- What the exercise asks -
Count every line in the following entries that holds the word "from". Only the number should be given.

┏━━

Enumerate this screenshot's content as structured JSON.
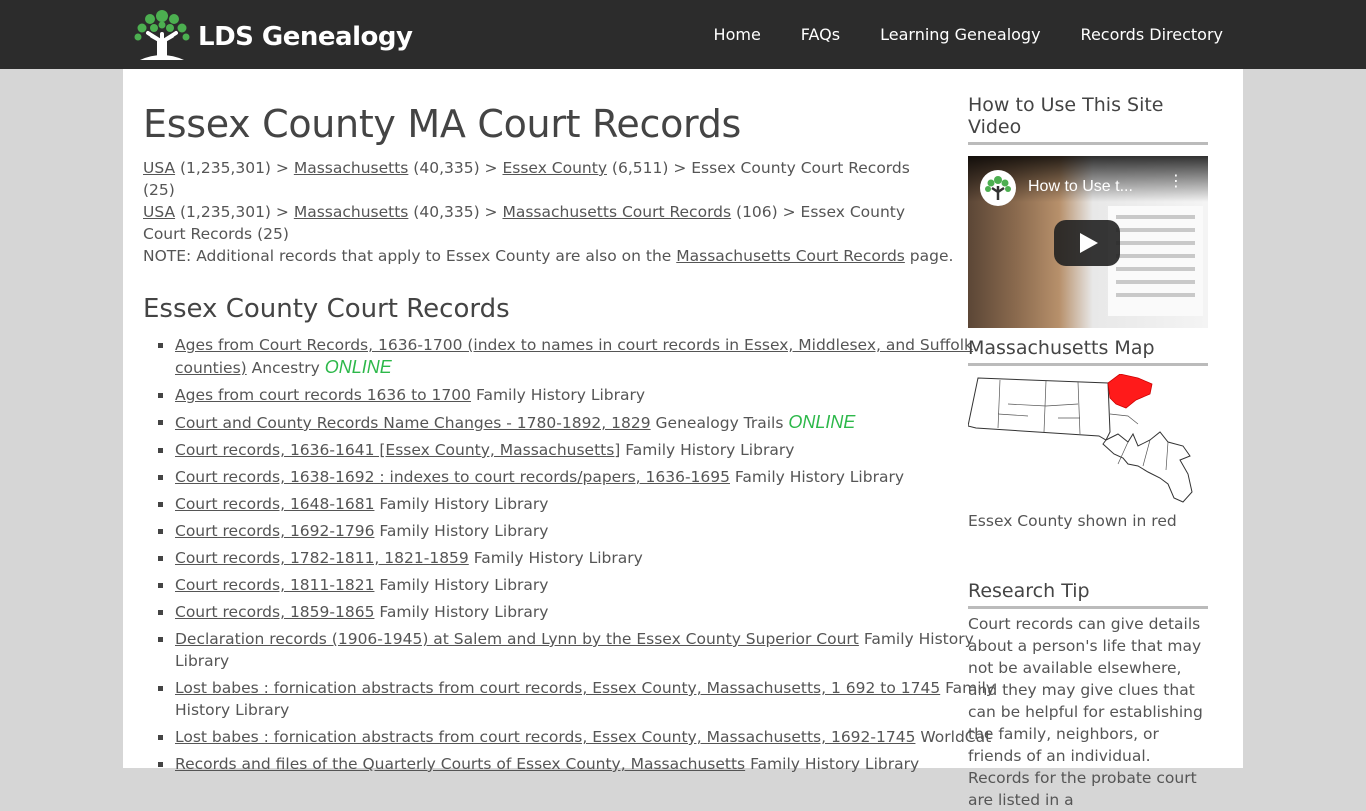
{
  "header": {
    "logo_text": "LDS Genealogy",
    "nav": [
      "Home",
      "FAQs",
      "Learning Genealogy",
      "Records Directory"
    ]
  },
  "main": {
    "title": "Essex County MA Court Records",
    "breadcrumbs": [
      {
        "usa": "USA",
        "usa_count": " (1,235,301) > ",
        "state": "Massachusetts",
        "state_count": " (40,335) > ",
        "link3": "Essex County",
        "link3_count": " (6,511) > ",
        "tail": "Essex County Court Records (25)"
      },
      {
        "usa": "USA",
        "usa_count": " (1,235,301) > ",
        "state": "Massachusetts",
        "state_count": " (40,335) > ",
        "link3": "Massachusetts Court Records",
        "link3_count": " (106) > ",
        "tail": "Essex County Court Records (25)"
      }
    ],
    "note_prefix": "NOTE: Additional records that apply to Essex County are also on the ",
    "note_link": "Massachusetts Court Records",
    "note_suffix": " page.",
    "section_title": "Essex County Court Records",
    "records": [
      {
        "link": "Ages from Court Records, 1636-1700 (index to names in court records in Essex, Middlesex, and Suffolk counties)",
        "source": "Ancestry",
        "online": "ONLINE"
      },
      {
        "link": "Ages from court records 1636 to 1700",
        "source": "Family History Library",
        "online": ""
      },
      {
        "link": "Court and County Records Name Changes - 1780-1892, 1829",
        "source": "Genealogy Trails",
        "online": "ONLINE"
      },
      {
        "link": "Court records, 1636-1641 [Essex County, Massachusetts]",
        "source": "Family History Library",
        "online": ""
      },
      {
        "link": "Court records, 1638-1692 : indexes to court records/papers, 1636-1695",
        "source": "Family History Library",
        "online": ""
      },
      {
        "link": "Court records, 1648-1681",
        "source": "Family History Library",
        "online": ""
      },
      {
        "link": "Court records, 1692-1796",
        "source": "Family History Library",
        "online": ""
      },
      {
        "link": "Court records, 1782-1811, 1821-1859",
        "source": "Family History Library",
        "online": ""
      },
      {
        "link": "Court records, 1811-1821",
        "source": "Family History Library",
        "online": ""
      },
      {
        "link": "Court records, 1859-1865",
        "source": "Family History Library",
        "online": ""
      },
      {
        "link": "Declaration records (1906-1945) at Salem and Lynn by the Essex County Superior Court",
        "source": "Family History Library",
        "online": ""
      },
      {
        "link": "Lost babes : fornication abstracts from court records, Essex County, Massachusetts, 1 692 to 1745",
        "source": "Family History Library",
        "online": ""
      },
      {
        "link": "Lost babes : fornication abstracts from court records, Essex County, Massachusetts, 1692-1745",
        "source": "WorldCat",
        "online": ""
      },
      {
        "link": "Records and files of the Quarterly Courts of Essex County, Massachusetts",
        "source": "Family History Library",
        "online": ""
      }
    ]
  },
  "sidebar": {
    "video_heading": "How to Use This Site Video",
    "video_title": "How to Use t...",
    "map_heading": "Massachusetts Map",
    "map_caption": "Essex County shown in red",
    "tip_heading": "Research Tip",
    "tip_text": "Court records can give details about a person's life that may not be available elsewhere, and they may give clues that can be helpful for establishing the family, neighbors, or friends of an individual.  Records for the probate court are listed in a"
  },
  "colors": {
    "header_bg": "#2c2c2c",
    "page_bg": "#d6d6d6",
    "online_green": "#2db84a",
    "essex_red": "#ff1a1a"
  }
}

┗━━

- Reply to the exercise -
4